“From there my photos started getting a lot of attention and likes, lots of comments. Some of my friends asked me to photograph them and I did it,” said Saremi.
Though the skyline’s smooth glass buildings and famed CN Tower allowed him to capture stunning photos, people did not seem interested in purchasing them online.
It can be difficult for a photographer’s work to stand out, especially in the digital age, when Instagram has become oversaturated with photos of a similar style, according to Saremi. So the next logical step was to expand his repertoire by jumping into portrait photography—a style he said is far more personal.
“When I shoot with people, I treat them as though they’re my best friend,” he said. The benefit to this, Saremi explained, is that the subject is usually more inclined to act naturally, rather than tense up when posing for a stranger.
He said it’s all about making new friends and having experiences with new people.

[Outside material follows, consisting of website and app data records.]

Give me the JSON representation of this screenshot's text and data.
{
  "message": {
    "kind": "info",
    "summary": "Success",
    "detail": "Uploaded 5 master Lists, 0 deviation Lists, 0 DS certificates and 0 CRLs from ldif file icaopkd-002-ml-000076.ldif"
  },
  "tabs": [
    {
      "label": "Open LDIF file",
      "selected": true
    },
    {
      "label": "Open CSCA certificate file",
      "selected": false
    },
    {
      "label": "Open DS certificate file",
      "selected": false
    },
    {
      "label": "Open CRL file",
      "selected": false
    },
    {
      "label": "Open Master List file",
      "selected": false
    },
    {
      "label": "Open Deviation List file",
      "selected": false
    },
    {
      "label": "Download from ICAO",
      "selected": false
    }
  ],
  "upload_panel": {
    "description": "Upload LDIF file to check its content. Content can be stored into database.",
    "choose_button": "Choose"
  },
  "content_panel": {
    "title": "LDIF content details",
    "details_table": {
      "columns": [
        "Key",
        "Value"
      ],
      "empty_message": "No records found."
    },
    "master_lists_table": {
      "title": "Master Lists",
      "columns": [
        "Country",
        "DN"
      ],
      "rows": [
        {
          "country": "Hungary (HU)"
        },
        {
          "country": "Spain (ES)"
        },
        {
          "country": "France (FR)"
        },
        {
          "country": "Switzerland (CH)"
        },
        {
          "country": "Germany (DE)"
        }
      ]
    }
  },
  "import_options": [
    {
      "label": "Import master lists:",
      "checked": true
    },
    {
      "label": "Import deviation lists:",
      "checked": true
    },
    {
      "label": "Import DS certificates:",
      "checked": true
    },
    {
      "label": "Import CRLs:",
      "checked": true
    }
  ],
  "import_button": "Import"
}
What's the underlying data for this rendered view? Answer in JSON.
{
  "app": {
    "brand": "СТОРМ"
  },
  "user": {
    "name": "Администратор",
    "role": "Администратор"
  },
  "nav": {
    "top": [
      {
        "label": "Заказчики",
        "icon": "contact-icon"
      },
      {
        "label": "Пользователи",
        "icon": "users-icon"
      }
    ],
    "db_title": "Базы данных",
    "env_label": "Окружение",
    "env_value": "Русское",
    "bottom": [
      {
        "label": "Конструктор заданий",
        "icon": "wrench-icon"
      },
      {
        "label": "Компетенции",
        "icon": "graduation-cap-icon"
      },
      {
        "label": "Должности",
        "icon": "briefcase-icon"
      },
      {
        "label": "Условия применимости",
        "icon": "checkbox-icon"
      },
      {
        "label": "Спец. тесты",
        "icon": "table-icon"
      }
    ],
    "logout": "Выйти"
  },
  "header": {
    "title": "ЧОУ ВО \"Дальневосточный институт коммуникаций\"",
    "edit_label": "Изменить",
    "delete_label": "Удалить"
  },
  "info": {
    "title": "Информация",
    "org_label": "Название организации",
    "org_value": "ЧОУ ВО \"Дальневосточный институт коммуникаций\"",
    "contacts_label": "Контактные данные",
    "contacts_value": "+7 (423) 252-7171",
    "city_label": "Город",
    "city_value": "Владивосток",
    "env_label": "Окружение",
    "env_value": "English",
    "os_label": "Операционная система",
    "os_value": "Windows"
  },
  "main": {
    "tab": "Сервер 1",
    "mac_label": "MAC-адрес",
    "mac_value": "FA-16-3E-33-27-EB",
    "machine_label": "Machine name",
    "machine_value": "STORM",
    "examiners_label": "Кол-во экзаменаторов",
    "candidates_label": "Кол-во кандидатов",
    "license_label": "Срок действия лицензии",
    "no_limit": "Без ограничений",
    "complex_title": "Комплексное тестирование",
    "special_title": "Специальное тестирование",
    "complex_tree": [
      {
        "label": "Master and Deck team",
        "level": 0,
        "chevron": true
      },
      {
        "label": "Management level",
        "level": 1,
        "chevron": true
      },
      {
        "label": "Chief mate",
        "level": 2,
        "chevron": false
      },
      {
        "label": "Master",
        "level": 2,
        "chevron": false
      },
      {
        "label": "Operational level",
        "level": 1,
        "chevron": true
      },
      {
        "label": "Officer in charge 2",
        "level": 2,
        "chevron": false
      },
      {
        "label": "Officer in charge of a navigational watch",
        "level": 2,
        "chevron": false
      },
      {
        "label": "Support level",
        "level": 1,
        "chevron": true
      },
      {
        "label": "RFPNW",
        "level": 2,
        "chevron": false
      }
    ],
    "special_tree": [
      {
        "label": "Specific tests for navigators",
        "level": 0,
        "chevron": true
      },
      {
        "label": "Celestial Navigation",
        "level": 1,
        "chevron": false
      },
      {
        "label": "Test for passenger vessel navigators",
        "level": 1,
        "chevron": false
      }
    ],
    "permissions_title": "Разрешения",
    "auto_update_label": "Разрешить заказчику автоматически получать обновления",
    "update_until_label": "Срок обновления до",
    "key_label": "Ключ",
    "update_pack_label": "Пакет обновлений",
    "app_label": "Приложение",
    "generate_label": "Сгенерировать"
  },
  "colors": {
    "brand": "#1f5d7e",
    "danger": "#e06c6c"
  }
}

“I’ll say, ‘Hey, walk around a little bit so I can see how you walk, see how you talk.’ And it clearly works.”
Saremi’s website contains photos of Toronto landmarks, like the Toronto islands, where he uses the cityscape as a backdrop. This is the kind of composition that originally captured his eye when he began photography: cityscapes with a human element.
His photos use bright colours and highly contrasted tones that all draw attention to the model’s best features. Saremi makes good use of a low depth of field, which blurs out the background of photos and brings his subjects to the forefront.
“When you go and shoot cityscape or landscape you’re mostly alone or you’re with one other person, but when you work with people it becomes fun,” said Saremi.
It is the joy of photographing and the fun of collaboration that makes it worth it for Saremi, though creating profit off of art is never a bad thing, either.